In neighbouring Sri Lanka, the protests led to the downfall of the Rajapaksa’s dynastic rule. Massive demonstrations were also seen in Iran. Thousands of protesters raged against the government’s strict hijab laws, leading to the death of 22-year-old Mahsa Amini who died while in the custody of the morality police.
The hijab was central to protests in India as well. Karnataka witnessed state-wide demonstrations against the government’s order to ban hijab in classrooms. In June, India saw violent demonstrations over the Centre’s Agnipath scheme.
Meanwhile, India’s neighbour Pakistan, reeling under inflation, was caught in a political brouhaha, which culminated in the ouster of Imran Khan. The country was also hit by devastating floods that claimed over 1,700 lives and affected over 30 million people, according to UN figures.
Elsewhere, too, climate change continued to wreak havoc. ‘Some form of climate disaster’ hit India almost every day between January and September, according to a report by the Centre for Science and Environment.
Google trends show that the deaths of celebrities dominated search trends in 2022. India lost gems such as Lata Mangeshkar, Sidhu Moosewala, KK, and Bappi Lahiri. The passings of Shane Warne and Queen Elizabeth also remained among the top searches.
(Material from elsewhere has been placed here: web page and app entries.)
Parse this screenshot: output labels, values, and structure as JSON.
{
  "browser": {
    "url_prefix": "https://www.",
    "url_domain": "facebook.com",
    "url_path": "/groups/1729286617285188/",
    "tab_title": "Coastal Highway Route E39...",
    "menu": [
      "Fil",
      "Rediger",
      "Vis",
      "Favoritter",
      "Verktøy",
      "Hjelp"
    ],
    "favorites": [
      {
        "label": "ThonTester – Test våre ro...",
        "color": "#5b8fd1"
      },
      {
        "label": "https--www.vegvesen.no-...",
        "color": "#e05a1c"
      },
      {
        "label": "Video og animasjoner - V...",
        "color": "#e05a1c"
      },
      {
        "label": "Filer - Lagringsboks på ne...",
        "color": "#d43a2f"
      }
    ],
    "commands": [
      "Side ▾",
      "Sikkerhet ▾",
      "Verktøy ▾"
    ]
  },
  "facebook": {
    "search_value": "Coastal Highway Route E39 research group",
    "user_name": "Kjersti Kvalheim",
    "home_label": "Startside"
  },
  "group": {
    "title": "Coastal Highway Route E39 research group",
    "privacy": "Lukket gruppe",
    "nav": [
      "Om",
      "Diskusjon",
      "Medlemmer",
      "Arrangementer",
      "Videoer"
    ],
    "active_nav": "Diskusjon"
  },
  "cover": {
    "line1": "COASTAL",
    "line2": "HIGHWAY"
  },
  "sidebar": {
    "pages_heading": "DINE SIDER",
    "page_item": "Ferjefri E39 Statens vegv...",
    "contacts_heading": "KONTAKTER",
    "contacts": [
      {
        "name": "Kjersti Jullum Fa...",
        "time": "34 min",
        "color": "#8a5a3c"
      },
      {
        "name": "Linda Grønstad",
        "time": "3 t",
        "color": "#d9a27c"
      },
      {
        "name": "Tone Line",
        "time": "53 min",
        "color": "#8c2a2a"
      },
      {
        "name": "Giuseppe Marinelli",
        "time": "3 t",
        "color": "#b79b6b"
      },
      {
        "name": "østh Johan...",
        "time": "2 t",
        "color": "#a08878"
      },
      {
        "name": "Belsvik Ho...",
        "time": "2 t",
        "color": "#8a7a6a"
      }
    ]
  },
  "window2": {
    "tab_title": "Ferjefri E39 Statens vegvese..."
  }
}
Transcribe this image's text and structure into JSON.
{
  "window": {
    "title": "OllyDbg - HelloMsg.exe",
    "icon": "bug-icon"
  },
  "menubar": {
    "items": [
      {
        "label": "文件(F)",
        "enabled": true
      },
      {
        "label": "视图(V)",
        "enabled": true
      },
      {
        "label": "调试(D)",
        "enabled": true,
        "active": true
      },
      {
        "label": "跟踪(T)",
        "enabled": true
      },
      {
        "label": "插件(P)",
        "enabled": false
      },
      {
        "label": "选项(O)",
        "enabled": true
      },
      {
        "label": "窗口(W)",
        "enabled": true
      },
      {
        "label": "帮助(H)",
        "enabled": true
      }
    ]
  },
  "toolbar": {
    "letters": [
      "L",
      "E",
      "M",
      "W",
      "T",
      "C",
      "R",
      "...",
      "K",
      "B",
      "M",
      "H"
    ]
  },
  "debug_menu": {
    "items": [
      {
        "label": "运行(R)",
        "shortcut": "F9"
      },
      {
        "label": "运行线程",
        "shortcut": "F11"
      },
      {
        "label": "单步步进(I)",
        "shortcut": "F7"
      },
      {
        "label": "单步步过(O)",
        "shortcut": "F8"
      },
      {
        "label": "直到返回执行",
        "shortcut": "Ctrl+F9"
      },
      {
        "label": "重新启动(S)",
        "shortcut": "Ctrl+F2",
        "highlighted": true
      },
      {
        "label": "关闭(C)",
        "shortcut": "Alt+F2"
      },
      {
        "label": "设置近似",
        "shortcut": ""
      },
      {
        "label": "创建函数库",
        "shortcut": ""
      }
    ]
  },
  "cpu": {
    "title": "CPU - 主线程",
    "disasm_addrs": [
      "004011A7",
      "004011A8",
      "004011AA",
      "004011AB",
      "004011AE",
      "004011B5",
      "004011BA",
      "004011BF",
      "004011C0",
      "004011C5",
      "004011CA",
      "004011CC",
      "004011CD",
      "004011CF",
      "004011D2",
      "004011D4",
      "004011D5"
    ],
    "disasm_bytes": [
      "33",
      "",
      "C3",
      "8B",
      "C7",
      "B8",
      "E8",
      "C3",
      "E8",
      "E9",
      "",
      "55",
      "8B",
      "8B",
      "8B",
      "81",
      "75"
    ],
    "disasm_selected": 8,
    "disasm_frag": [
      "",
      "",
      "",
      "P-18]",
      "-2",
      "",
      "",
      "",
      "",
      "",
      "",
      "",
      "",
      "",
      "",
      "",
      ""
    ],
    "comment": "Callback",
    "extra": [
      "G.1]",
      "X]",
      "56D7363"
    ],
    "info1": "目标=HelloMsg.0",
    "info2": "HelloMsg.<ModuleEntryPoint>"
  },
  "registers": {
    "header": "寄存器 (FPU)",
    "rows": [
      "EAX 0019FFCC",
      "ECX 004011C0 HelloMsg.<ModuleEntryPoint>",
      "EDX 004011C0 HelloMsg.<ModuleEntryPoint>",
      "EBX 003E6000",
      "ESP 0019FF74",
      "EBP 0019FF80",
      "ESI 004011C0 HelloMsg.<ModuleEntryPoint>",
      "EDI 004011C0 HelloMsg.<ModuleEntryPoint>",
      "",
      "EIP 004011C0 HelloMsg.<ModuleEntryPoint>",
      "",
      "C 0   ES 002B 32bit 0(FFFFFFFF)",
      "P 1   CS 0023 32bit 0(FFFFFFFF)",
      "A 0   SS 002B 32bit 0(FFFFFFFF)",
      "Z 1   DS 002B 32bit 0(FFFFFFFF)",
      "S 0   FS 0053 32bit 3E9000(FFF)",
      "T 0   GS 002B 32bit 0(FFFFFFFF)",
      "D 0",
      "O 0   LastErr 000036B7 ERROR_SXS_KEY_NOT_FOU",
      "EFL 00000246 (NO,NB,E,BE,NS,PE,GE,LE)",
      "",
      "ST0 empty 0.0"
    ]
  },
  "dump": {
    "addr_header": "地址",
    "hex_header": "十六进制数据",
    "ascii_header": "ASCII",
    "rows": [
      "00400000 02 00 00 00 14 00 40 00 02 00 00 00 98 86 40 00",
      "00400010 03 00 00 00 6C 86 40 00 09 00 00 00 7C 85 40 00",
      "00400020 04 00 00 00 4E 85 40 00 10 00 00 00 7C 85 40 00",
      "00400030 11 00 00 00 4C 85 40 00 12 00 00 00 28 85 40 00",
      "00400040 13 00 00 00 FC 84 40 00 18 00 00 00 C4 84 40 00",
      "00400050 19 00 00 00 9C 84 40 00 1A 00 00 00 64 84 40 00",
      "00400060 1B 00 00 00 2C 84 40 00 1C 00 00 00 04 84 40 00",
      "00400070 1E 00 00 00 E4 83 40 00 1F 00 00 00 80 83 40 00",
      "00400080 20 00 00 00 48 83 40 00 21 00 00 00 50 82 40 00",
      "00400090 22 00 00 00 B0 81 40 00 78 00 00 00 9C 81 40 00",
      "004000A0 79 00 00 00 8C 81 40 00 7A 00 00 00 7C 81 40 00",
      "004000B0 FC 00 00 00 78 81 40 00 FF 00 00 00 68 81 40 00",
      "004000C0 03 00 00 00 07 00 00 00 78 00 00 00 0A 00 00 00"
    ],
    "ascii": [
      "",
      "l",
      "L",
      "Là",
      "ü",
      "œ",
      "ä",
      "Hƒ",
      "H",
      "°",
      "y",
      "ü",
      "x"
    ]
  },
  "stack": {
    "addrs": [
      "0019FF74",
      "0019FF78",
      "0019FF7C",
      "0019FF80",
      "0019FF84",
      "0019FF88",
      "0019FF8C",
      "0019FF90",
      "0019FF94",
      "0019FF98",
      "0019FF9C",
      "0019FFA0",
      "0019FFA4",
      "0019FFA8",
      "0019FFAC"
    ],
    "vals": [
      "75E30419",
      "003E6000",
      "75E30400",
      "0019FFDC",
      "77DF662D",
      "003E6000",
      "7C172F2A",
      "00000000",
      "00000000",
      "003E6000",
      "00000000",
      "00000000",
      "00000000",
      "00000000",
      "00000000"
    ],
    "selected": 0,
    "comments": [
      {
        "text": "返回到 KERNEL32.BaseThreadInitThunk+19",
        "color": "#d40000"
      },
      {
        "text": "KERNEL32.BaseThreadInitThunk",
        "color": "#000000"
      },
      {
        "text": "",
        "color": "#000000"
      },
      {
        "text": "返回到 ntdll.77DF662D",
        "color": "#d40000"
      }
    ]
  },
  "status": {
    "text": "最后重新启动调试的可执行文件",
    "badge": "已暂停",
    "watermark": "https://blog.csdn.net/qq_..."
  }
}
When the last of the December box is checked off and the page turns to January 1, the world can hit reset and begin anew. In the words of Bill Watterson, the cartoonist behind the newspaper comic, Calvin and Hobbes, the one remarkable thing about life is that “it’s never so bad, that it can’t get worse.” Whether that’s a comforting thought or an ominous one, is up to the reader’s discretion.